▶ [BRIEF] Could you filter the records below and return each line that holds "title"?

▶ [RECORDS FOR THE TASK]

....

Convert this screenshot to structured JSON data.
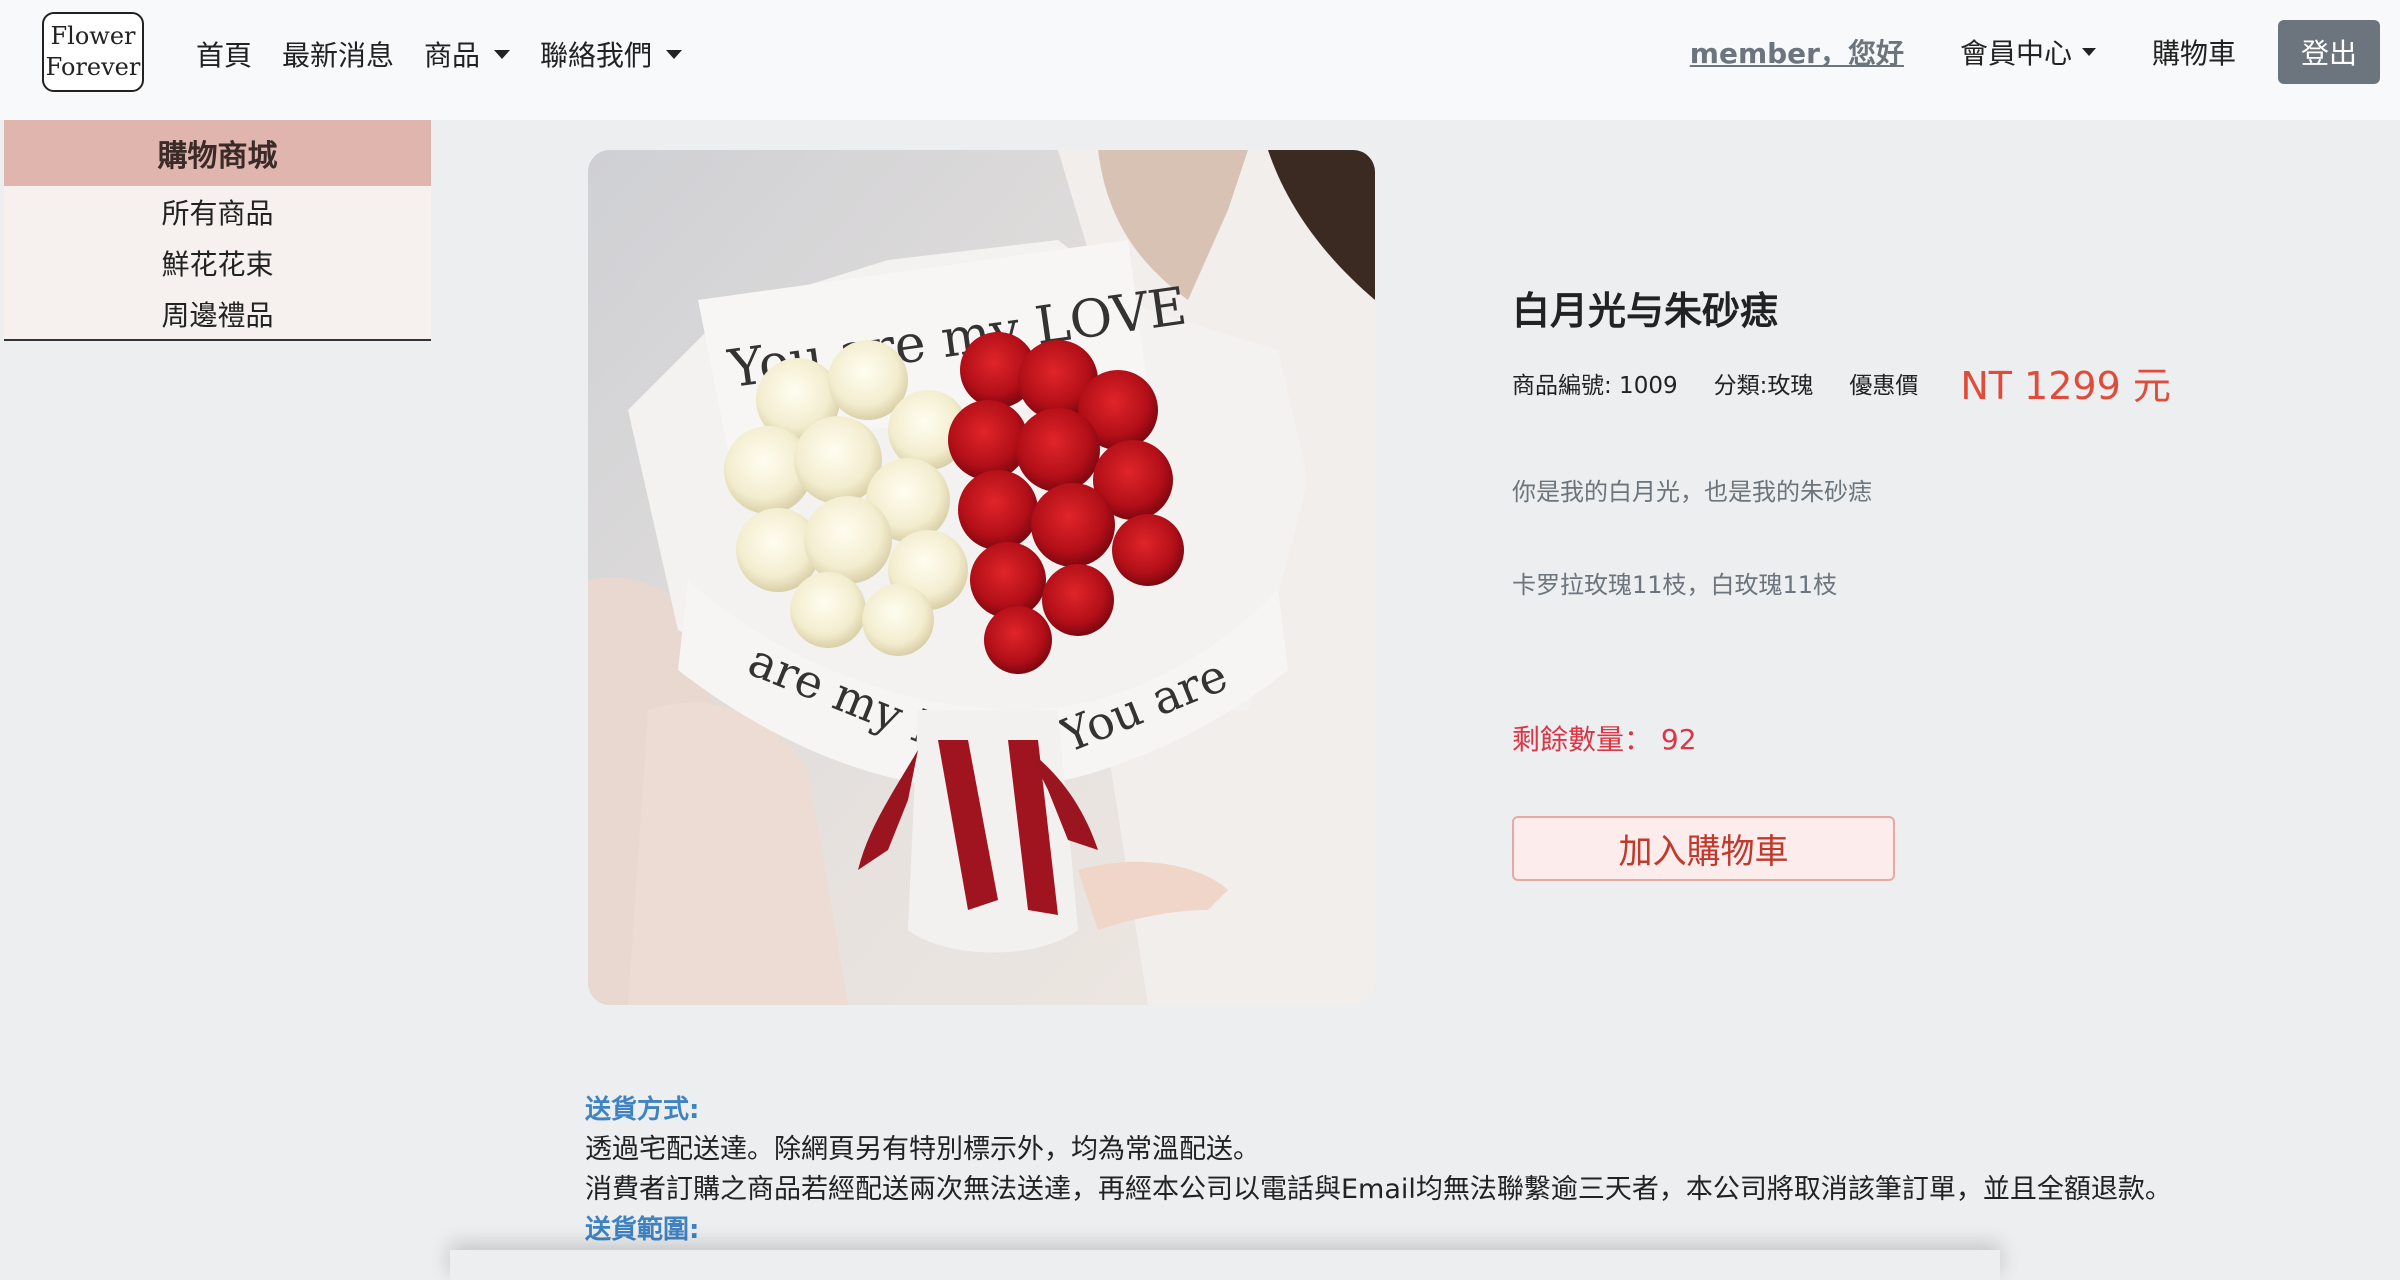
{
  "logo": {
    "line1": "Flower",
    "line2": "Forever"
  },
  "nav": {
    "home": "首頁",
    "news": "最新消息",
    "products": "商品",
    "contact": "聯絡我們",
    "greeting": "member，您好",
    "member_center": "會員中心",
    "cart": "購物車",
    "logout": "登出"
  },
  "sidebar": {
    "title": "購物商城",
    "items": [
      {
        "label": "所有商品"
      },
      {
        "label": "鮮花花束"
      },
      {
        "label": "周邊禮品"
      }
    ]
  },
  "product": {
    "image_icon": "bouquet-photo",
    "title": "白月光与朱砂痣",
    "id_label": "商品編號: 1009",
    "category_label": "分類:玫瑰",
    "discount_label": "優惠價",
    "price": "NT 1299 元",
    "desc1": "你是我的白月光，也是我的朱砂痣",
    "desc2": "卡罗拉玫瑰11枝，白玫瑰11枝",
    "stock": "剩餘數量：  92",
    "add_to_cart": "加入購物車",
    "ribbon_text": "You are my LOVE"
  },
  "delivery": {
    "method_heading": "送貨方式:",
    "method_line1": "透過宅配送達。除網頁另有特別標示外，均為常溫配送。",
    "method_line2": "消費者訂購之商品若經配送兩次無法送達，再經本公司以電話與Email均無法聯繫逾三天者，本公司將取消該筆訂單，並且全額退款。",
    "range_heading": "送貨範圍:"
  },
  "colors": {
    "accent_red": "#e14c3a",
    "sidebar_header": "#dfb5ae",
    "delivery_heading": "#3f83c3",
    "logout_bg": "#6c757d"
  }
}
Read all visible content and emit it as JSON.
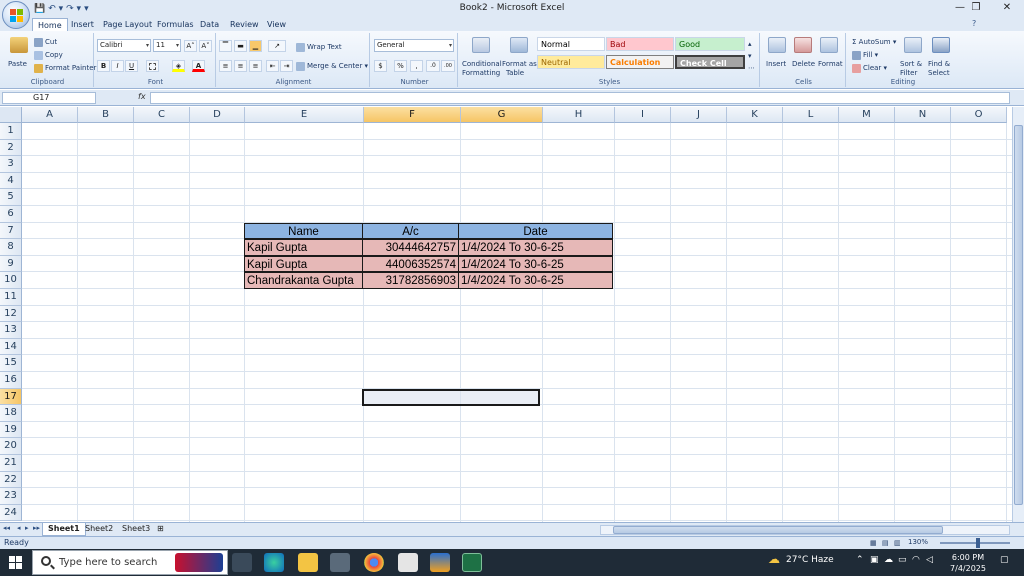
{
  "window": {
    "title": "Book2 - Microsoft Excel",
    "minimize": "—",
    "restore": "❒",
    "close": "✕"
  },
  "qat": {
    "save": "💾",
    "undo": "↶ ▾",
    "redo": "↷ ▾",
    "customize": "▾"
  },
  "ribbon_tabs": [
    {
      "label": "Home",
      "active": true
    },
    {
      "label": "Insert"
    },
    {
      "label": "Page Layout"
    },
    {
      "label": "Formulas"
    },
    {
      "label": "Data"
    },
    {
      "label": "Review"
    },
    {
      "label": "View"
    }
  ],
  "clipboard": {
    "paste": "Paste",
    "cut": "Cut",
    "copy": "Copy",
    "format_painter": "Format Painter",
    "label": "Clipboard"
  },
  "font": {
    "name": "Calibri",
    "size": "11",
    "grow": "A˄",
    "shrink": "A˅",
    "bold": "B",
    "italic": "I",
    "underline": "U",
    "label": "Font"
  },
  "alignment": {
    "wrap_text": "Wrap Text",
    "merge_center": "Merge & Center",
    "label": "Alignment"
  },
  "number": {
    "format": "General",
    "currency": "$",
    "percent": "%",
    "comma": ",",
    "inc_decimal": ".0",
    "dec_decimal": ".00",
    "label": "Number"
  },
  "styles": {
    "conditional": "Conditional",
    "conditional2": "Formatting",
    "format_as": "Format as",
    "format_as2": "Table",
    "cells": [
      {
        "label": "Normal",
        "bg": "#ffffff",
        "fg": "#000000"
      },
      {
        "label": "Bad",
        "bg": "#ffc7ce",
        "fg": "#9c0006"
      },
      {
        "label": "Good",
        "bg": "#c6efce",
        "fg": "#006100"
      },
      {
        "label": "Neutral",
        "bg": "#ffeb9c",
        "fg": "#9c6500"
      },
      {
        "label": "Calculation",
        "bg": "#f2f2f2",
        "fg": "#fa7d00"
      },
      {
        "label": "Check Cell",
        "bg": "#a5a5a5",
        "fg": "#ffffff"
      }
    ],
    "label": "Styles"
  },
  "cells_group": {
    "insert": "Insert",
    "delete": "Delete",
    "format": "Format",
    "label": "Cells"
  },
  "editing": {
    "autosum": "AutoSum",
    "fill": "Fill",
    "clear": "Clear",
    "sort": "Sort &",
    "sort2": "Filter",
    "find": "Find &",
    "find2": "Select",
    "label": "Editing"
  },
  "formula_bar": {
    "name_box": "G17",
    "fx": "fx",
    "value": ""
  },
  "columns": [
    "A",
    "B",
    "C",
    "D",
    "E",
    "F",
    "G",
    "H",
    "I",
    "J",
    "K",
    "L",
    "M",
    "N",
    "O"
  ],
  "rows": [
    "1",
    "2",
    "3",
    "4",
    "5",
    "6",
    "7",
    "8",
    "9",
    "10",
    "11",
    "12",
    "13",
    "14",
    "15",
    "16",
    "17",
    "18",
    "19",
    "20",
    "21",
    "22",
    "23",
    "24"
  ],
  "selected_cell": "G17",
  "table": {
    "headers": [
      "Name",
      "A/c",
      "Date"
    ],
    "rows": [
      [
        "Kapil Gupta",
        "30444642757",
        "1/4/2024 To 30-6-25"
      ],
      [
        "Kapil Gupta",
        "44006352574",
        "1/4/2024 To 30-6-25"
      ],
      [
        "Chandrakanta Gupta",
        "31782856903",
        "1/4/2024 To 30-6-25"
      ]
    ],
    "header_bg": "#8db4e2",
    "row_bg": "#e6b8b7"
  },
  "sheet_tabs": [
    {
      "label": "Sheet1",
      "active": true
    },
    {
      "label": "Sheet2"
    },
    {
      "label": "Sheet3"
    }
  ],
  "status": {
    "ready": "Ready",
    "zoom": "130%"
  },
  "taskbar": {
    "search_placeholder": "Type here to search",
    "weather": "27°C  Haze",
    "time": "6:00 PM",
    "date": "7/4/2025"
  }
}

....

▶ [EXERCISE ANSWER]
    "title": "購物商城",
    "title": "白月光与朱砂痣",
    "title": "Book2 - Microsoft Excel",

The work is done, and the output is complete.